From 2011 to 2013, the ACA resulted in an 8 percent increase in the diagnoses of early-stage colorectal cancer among US seniors aged 65 and older. (2017-01-18)
New colorectal cancer targeted therapy combination shows promise
New SWOG study results show significantly better outcomes for patients with a treatment-resistant form of metastatic colorectal cancer when the BRAF inhibitor vemurafenib is added to a standard treatment. (2017-01-17)
Melanoma mutation likes fat for fuel
Cancer cells love glucose, so a high-fat, low-carb diet should starve them, right? (2017-01-12)
A biosensor is able to detect tumors at early stages
Before a malignant tumor is developed, the immune system tries to fight against proteins that are altered during their formation, producing certain cancer antibodies. (2017-01-11)
The importance of the glutamine metabolism in colon cancer
The importance of glutamine was made clear as a colon cancer specific metabolism. (2017-01-10)
Researchers reveal how cancer cells cope with genetic chaos
Scientists have uncovered how tumors are able to grow despite significant damage to the structure and number of their chromosomes, the storage units of DNA. (2017-01-09)
Mayo Clinic researchers identify new potential treatment for cancer metastasis
Breast cancer metastasis, the process by which cancer spreads, may be prevented through the new use of a class of drugs already approved by the US Food and Drug Administration. (2017-01-09)
Place matters in late diagnosis of colorectal cancer, study finds
In addition to a person's race or ethnicity, where they live can matter in terms of whether they are diagnosed at a late stage for colorectal cancer, according to a recent study led by a researcher at the School of Public Health at Georgia State University. (2017-01-09)
Genitourinary injuries challenge returning US servicemen
In an article in The Journal of Urology, researchers from the US military medical community have examined the extent and severity of genitourinary injuries among nearly 1,400 US service members (SMs) and emphasize the critical need for novel treatments to improve sexual, urinary, or reproductive function among those with severe genital injury. (2017-01-09)
Has the Affordable Care Act reduced socioeconomic disparities in cancer screening?
Out-of-pocket expenditures are thought to be a significant barrier to receiving cancer preventive services, especially for individuals of lower socioeconomic status. (2017-01-09)
Page 25 of 25 | 1000 Results
   First   Previous   Next      Last   

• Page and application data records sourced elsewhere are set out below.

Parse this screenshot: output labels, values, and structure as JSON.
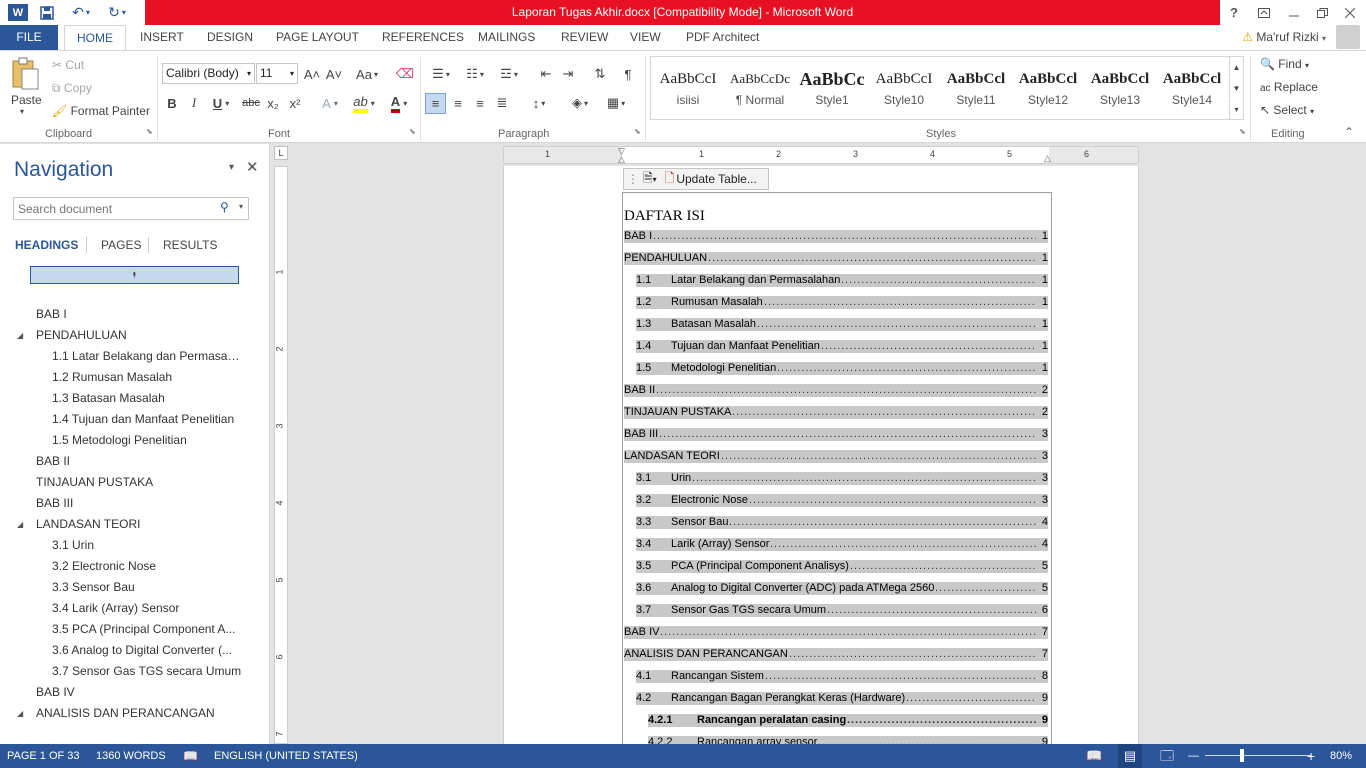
{
  "window": {
    "title": "Laporan Tugas Akhir.docx [Compatibility Mode] -  Microsoft Word",
    "help": "?",
    "buttons": {
      "restore_ribbon": "⬒",
      "minimize": "—",
      "maximize": "❐",
      "close": "✕"
    }
  },
  "quick_access": {
    "word_icon": "W",
    "save": "💾",
    "undo": "↶",
    "redo": "↻"
  },
  "ribbon_tabs": [
    "FILE",
    "HOME",
    "INSERT",
    "DESIGN",
    "PAGE LAYOUT",
    "REFERENCES",
    "MAILINGS",
    "REVIEW",
    "VIEW",
    "PDF Architect"
  ],
  "user": {
    "name": "Ma'ruf Rizki",
    "warning": "⚠"
  },
  "clipboard": {
    "paste": "Paste",
    "cut": "Cut",
    "copy": "Copy",
    "format_painter": "Format Painter",
    "label": "Clipboard"
  },
  "font": {
    "name": "Calibri (Body)",
    "size": "11",
    "grow": "A˄",
    "shrink": "A˅",
    "case": "Aa",
    "bold": "B",
    "italic": "I",
    "underline": "U",
    "strike": "abc",
    "subscript": "x₂",
    "superscript": "x²",
    "text_effects": "A",
    "highlight": "ab",
    "font_color": "A",
    "label": "Font"
  },
  "paragraph": {
    "label": "Paragraph",
    "pilcrow": "¶"
  },
  "styles": {
    "items": [
      {
        "preview": "AaBbCcI",
        "name": "isiisi"
      },
      {
        "preview": "AaBbCcDc",
        "name": "¶ Normal"
      },
      {
        "preview": "AaBbCс",
        "name": "Style1"
      },
      {
        "preview": "AaBbCcI",
        "name": "Style10"
      },
      {
        "preview": "AaBbCcl",
        "name": "Style11"
      },
      {
        "preview": "AaBbCcl",
        "name": "Style12"
      },
      {
        "preview": "AaBbCcl",
        "name": "Style13"
      },
      {
        "preview": "AaBbCcl",
        "name": "Style14"
      }
    ],
    "label": "Styles"
  },
  "editing": {
    "find": "Find",
    "replace": "Replace",
    "select": "Select",
    "label": "Editing"
  },
  "navigation": {
    "title": "Navigation",
    "search_placeholder": "Search document",
    "tabs": [
      "HEADINGS",
      "PAGES",
      "RESULTS"
    ],
    "items": [
      {
        "text": "BAB I",
        "level": 1,
        "expander": false
      },
      {
        "text": "PENDAHULUAN",
        "level": 1,
        "expander": true
      },
      {
        "text": "1.1 Latar Belakang dan Permasala...",
        "level": 2,
        "expander": false
      },
      {
        "text": "1.2 Rumusan Masalah",
        "level": 2,
        "expander": false
      },
      {
        "text": "1.3 Batasan Masalah",
        "level": 2,
        "expander": false
      },
      {
        "text": "1.4 Tujuan dan Manfaat Penelitian",
        "level": 2,
        "expander": false
      },
      {
        "text": "1.5  Metodologi Penelitian",
        "level": 2,
        "expander": false
      },
      {
        "text": "BAB II",
        "level": 1,
        "expander": false
      },
      {
        "text": "TINJAUAN PUSTAKA",
        "level": 1,
        "expander": false
      },
      {
        "text": "BAB III",
        "level": 1,
        "expander": false
      },
      {
        "text": "LANDASAN TEORI",
        "level": 1,
        "expander": true
      },
      {
        "text": "3.1 Urin",
        "level": 2,
        "expander": false
      },
      {
        "text": "3.2 Electronic Nose",
        "level": 2,
        "expander": false
      },
      {
        "text": "3.3 Sensor Bau",
        "level": 2,
        "expander": false
      },
      {
        "text": "3.4 Larik (Array) Sensor",
        "level": 2,
        "expander": false
      },
      {
        "text": "3.5 PCA (Principal Component A...",
        "level": 2,
        "expander": false
      },
      {
        "text": "3.6 Analog to Digital Converter (...",
        "level": 2,
        "expander": false
      },
      {
        "text": "3.7 Sensor Gas TGS secara Umum",
        "level": 2,
        "expander": false
      },
      {
        "text": "BAB IV",
        "level": 1,
        "expander": false
      },
      {
        "text": "ANALISIS DAN PERANCANGAN",
        "level": 1,
        "expander": true
      }
    ]
  },
  "ruler": {
    "h_numbers": [
      "1",
      "1",
      "2",
      "3",
      "4",
      "5",
      "6"
    ],
    "v_numbers": [
      "1",
      "2",
      "3",
      "4",
      "5",
      "6",
      "7"
    ],
    "corner": "L"
  },
  "document": {
    "toc_toolbar": {
      "update_label": "Update Table..."
    },
    "toc_heading": "DAFTAR ISI",
    "toc_entries": [
      {
        "num": "",
        "text": "BAB I",
        "page": "1",
        "indent": 0
      },
      {
        "num": "",
        "text": "PENDAHULUAN",
        "page": "1",
        "indent": 0
      },
      {
        "num": "1.1",
        "text": "Latar Belakang dan Permasalahan",
        "page": "1",
        "indent": 1
      },
      {
        "num": "1.2",
        "text": "Rumusan Masalah",
        "page": "1",
        "indent": 1
      },
      {
        "num": "1.3",
        "text": "Batasan Masalah",
        "page": "1",
        "indent": 1
      },
      {
        "num": "1.4",
        "text": "Tujuan dan Manfaat Penelitian",
        "page": "1",
        "indent": 1
      },
      {
        "num": "1.5",
        "text": "Metodologi Penelitian",
        "page": "1",
        "indent": 1
      },
      {
        "num": "",
        "text": "BAB II",
        "page": "2",
        "indent": 0
      },
      {
        "num": "",
        "text": "TINJAUAN PUSTAKA",
        "page": "2",
        "indent": 0
      },
      {
        "num": "",
        "text": "BAB III",
        "page": "3",
        "indent": 0
      },
      {
        "num": "",
        "text": "LANDASAN TEORI",
        "page": "3",
        "indent": 0
      },
      {
        "num": "3.1",
        "text": "Urin",
        "page": "3",
        "indent": 1
      },
      {
        "num": "3.2",
        "text": "Electronic Nose",
        "page": "3",
        "indent": 1
      },
      {
        "num": "3.3",
        "text": "Sensor Bau",
        "page": "4",
        "indent": 1
      },
      {
        "num": "3.4",
        "text": "Larik (Array) Sensor",
        "page": "4",
        "indent": 1
      },
      {
        "num": "3.5",
        "text": "PCA (Principal Component Analisys)",
        "page": "5",
        "indent": 1
      },
      {
        "num": "3.6",
        "text": "Analog to Digital Converter (ADC) pada ATMega 2560",
        "page": "5",
        "indent": 1
      },
      {
        "num": "3.7",
        "text": "Sensor Gas TGS secara Umum",
        "page": "6",
        "indent": 1
      },
      {
        "num": "",
        "text": "BAB IV",
        "page": "7",
        "indent": 0
      },
      {
        "num": "",
        "text": "ANALISIS DAN PERANCANGAN",
        "page": "7",
        "indent": 0
      },
      {
        "num": "4.1",
        "text": "Rancangan Sistem",
        "page": "8",
        "indent": 1
      },
      {
        "num": "4.2",
        "text": "Rancangan Bagan Perangkat Keras (Hardware)",
        "page": "9",
        "indent": 1
      },
      {
        "num": "4.2.1",
        "text": "Rancangan peralatan casing",
        "page": "9",
        "indent": 2,
        "bold": true
      },
      {
        "num": "4.2.2",
        "text": "Rancangan array sensor",
        "page": "9",
        "indent": 2
      }
    ]
  },
  "status": {
    "page": "PAGE 1 OF 33",
    "words": "1360 WORDS",
    "language": "ENGLISH (UNITED STATES)",
    "zoom": "80%",
    "zoom_minus": "—",
    "zoom_plus": "+"
  },
  "colors": {
    "accent": "#2b579a",
    "titlebar_red": "#e81123",
    "toc_shading": "#c8c8c8"
  }
}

Trending Science News

Current Coronavirus (COVID-19) News

Top Science Podcasts

We have hand picked the top science podcasts of 2020.
Now Playing: TED Radio Hour

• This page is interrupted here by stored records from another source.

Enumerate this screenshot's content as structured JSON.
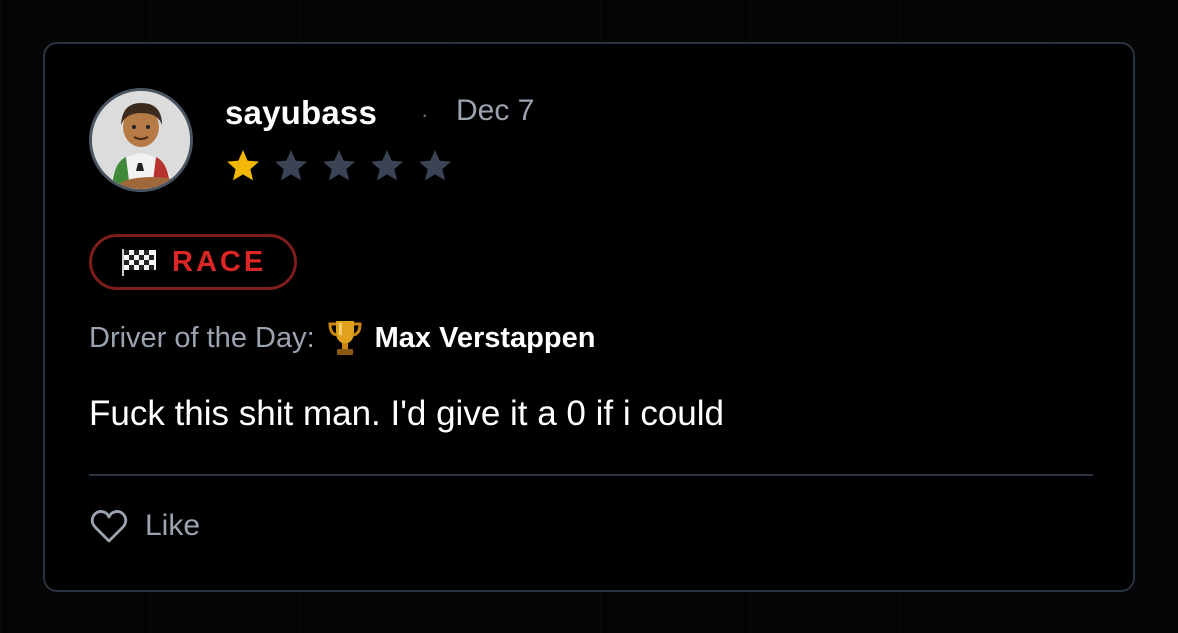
{
  "review": {
    "username": "sayubass",
    "separator": "·",
    "date": "Dec 7",
    "rating": 1,
    "rating_max": 5,
    "star_filled_color": "#f2b705",
    "star_empty_color": "#3a4454",
    "session_badge": {
      "icon": "checkered-flag-icon",
      "label": "RACE",
      "color": "#dc2626"
    },
    "driver_of_the_day": {
      "label": "Driver of the Day:",
      "icon": "trophy-icon",
      "name": "Max Verstappen"
    },
    "comment": "Fuck this shit man. I'd give it a 0 if i could",
    "like": {
      "icon": "heart-icon",
      "label": "Like"
    }
  }
}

Listen Again: Reinvention
Change is hard, but it's also an opportunity to discover and reimagine what you thought you knew. From our economy, to music, to even ourselves–this hour TED speakers explore the power of reinvention. Guests include OK Go lead singer Damian Kulash Jr., former college gymnastics coach Valorie Kondos Field, Stockton Mayor Michael Tubbs, and entrepreneur Nick Hanauer.
Now Playing: Science for the People

#562 Superbug to Bedside
By now we're all good and scared about antibiotic resistance, one of the many things coming to get us all. But there's good news, sort of. News antibiotics are coming out! How do they get tested? What does that kind of a trial look like and how does it happen? Host Bethany Brookeshire talks with Matt McCarthy, author of "Superbugs: The Race to Stop an Epidemic", about the ins and outs of testing a new antibiotic in the hospital.
Now Playing: Radiolab

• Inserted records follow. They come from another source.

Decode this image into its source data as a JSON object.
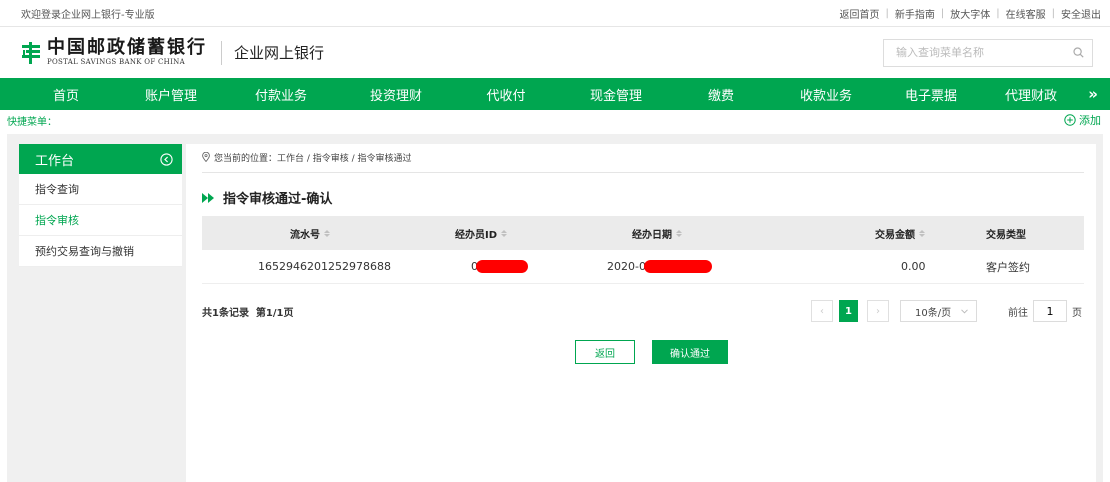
{
  "topbar": {
    "welcome": "欢迎登录企业网上银行-专业版",
    "links": [
      "返回首页",
      "新手指南",
      "放大字体",
      "在线客服",
      "安全退出"
    ]
  },
  "header": {
    "logo_cn": "中国邮政储蓄银行",
    "logo_en": "POSTAL SAVINGS BANK OF CHINA",
    "subtitle": "企业网上银行",
    "search_placeholder": "输入查询菜单名称",
    "search_icon": "search-icon"
  },
  "nav": {
    "items": [
      "首页",
      "账户管理",
      "付款业务",
      "投资理财",
      "代收付",
      "现金管理",
      "缴费",
      "收款业务",
      "电子票据",
      "代理财政"
    ],
    "more_label": "»"
  },
  "quick_menu": {
    "label": "快捷菜单：",
    "add_label": "添加"
  },
  "sidebar": {
    "title": "工作台",
    "items": [
      {
        "label": "指令查询",
        "active": false
      },
      {
        "label": "指令审核",
        "active": true
      },
      {
        "label": "预约交易查询与撤销",
        "active": false
      }
    ]
  },
  "breadcrumb": "您当前的位置：工作台 / 指令审核 / 指令审核通过",
  "section_title": "指令审核通过-确认",
  "table": {
    "headers": [
      "流水号",
      "经办员ID",
      "经办日期",
      "交易金额",
      "交易类型"
    ],
    "rows": [
      {
        "serial": "1652946201252978688",
        "operator_id": "0",
        "date": "2020-0",
        "amount": "0.00",
        "type": "客户签约"
      }
    ]
  },
  "pagination": {
    "summary": "共1条记录  第1/1页",
    "prev": "‹",
    "current": "1",
    "next": "›",
    "page_size": "10条/页",
    "goto_label": "前往",
    "goto_value": "1",
    "goto_suffix": "页"
  },
  "buttons": {
    "back": "返回",
    "confirm": "确认通过"
  },
  "colors": {
    "brand_green": "#00a650",
    "redaction": "#ff0000"
  }
}
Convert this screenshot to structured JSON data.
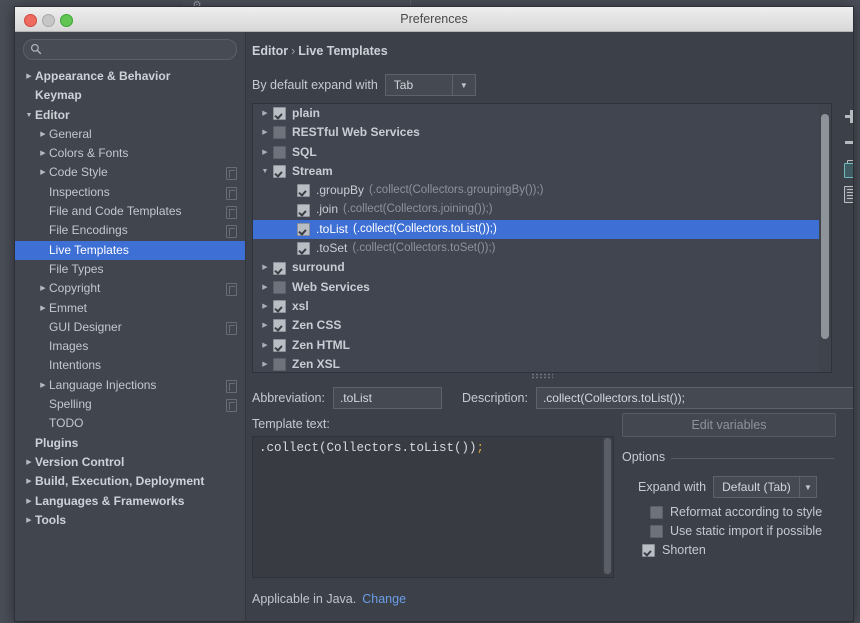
{
  "window": {
    "title": "Preferences",
    "traffic": [
      "close",
      "minimize",
      "zoom"
    ]
  },
  "search": {
    "value": "",
    "placeholder": "",
    "icon": "search-icon"
  },
  "sidebar": {
    "items": [
      {
        "label": "Appearance & Behavior",
        "indent": 0,
        "twisty": "right",
        "bold": true,
        "copy": false,
        "selected": false
      },
      {
        "label": "Keymap",
        "indent": 0,
        "twisty": "none",
        "bold": true,
        "copy": false,
        "selected": false
      },
      {
        "label": "Editor",
        "indent": 0,
        "twisty": "down",
        "bold": true,
        "copy": false,
        "selected": false
      },
      {
        "label": "General",
        "indent": 1,
        "twisty": "right",
        "bold": false,
        "copy": false,
        "selected": false
      },
      {
        "label": "Colors & Fonts",
        "indent": 1,
        "twisty": "right",
        "bold": false,
        "copy": false,
        "selected": false
      },
      {
        "label": "Code Style",
        "indent": 1,
        "twisty": "right",
        "bold": false,
        "copy": true,
        "selected": false
      },
      {
        "label": "Inspections",
        "indent": 1,
        "twisty": "none",
        "bold": false,
        "copy": true,
        "selected": false
      },
      {
        "label": "File and Code Templates",
        "indent": 1,
        "twisty": "none",
        "bold": false,
        "copy": true,
        "selected": false
      },
      {
        "label": "File Encodings",
        "indent": 1,
        "twisty": "none",
        "bold": false,
        "copy": true,
        "selected": false
      },
      {
        "label": "Live Templates",
        "indent": 1,
        "twisty": "none",
        "bold": false,
        "copy": false,
        "selected": true
      },
      {
        "label": "File Types",
        "indent": 1,
        "twisty": "none",
        "bold": false,
        "copy": false,
        "selected": false
      },
      {
        "label": "Copyright",
        "indent": 1,
        "twisty": "right",
        "bold": false,
        "copy": true,
        "selected": false
      },
      {
        "label": "Emmet",
        "indent": 1,
        "twisty": "right",
        "bold": false,
        "copy": false,
        "selected": false
      },
      {
        "label": "GUI Designer",
        "indent": 1,
        "twisty": "none",
        "bold": false,
        "copy": true,
        "selected": false
      },
      {
        "label": "Images",
        "indent": 1,
        "twisty": "none",
        "bold": false,
        "copy": false,
        "selected": false
      },
      {
        "label": "Intentions",
        "indent": 1,
        "twisty": "none",
        "bold": false,
        "copy": false,
        "selected": false
      },
      {
        "label": "Language Injections",
        "indent": 1,
        "twisty": "right",
        "bold": false,
        "copy": true,
        "selected": false
      },
      {
        "label": "Spelling",
        "indent": 1,
        "twisty": "none",
        "bold": false,
        "copy": true,
        "selected": false
      },
      {
        "label": "TODO",
        "indent": 1,
        "twisty": "none",
        "bold": false,
        "copy": false,
        "selected": false
      },
      {
        "label": "Plugins",
        "indent": 0,
        "twisty": "none",
        "bold": true,
        "copy": false,
        "selected": false
      },
      {
        "label": "Version Control",
        "indent": 0,
        "twisty": "right",
        "bold": true,
        "copy": false,
        "selected": false
      },
      {
        "label": "Build, Execution, Deployment",
        "indent": 0,
        "twisty": "right",
        "bold": true,
        "copy": false,
        "selected": false
      },
      {
        "label": "Languages & Frameworks",
        "indent": 0,
        "twisty": "right",
        "bold": true,
        "copy": false,
        "selected": false
      },
      {
        "label": "Tools",
        "indent": 0,
        "twisty": "right",
        "bold": true,
        "copy": false,
        "selected": false
      }
    ]
  },
  "main": {
    "breadcrumb": {
      "parent": "Editor",
      "separator": "›",
      "current": "Live Templates"
    },
    "expand_default": {
      "label": "By default expand with",
      "value": "Tab"
    },
    "templates": [
      {
        "name": "plain",
        "desc": "",
        "indent": 0,
        "twisty": "right",
        "checked": true,
        "selected": false
      },
      {
        "name": "RESTful Web Services",
        "desc": "",
        "indent": 0,
        "twisty": "right",
        "checked": false,
        "selected": false
      },
      {
        "name": "SQL",
        "desc": "",
        "indent": 0,
        "twisty": "right",
        "checked": false,
        "selected": false
      },
      {
        "name": "Stream",
        "desc": "",
        "indent": 0,
        "twisty": "down",
        "checked": true,
        "selected": false
      },
      {
        "name": ".groupBy",
        "desc": "(.collect(Collectors.groupingBy());)",
        "indent": 1,
        "twisty": "none",
        "checked": true,
        "selected": false
      },
      {
        "name": ".join",
        "desc": "(.collect(Collectors.joining());)",
        "indent": 1,
        "twisty": "none",
        "checked": true,
        "selected": false
      },
      {
        "name": ".toList",
        "desc": "(.collect(Collectors.toList());)",
        "indent": 1,
        "twisty": "none",
        "checked": true,
        "selected": true
      },
      {
        "name": ".toSet",
        "desc": "(.collect(Collectors.toSet());)",
        "indent": 1,
        "twisty": "none",
        "checked": true,
        "selected": false
      },
      {
        "name": "surround",
        "desc": "",
        "indent": 0,
        "twisty": "right",
        "checked": true,
        "selected": false
      },
      {
        "name": "Web Services",
        "desc": "",
        "indent": 0,
        "twisty": "right",
        "checked": false,
        "selected": false
      },
      {
        "name": "xsl",
        "desc": "",
        "indent": 0,
        "twisty": "right",
        "checked": true,
        "selected": false
      },
      {
        "name": "Zen CSS",
        "desc": "",
        "indent": 0,
        "twisty": "right",
        "checked": true,
        "selected": false
      },
      {
        "name": "Zen HTML",
        "desc": "",
        "indent": 0,
        "twisty": "right",
        "checked": true,
        "selected": false
      },
      {
        "name": "Zen XSL",
        "desc": "",
        "indent": 0,
        "twisty": "right",
        "checked": false,
        "selected": false
      }
    ],
    "toolbar": [
      {
        "icon": "plus-icon",
        "name": "add-template-button"
      },
      {
        "icon": "minus-icon",
        "name": "remove-template-button"
      },
      {
        "icon": "copy-icon",
        "name": "duplicate-template-button"
      },
      {
        "icon": "list-icon",
        "name": "template-group-button"
      }
    ],
    "abbreviation": {
      "label": "Abbreviation:",
      "value": ".toList"
    },
    "description": {
      "label": "Description:",
      "value": ".collect(Collectors.toList());"
    },
    "template_text": {
      "label": "Template text:",
      "code": ".collect(Collectors.toList())",
      "code_tail": ";"
    },
    "edit_variables_label": "Edit variables",
    "options": {
      "legend": "Options",
      "expand_with": {
        "label": "Expand with",
        "value": "Default (Tab)"
      },
      "checkboxes": [
        {
          "label": "Reformat according to style",
          "checked": false
        },
        {
          "label": "Use static import if possible",
          "checked": false
        },
        {
          "label": "Shorten",
          "checked": true
        }
      ]
    },
    "applicable": {
      "text": "Applicable in Java.",
      "link": "Change"
    }
  },
  "colors": {
    "accent_selection": "#3d6fd4",
    "window_bg": "#3c4049",
    "sidebar_bg": "#41454e",
    "link": "#6c9ee8",
    "code_punct": "#d9a441"
  }
}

Dispatch 6: Strange Times
Covid has disrupted the most basic routines of our days and nights. But in the middle of a conversation about how to fight the virus, we find a place impervious to the stalled plans and frenetic demands of the outside world. It's a very different kind of front line, where urgent work means moving slow, and time is marked out in tiny pre-planned steps. Then, on a walk through the woods, we consider how the tempo of our lives affects our minds and discover how the beats of biology shape our bodies. This episode was produced with help from Molly Webster and Tracie Hunte. Support Radiolab today at Radiolab.org/donate.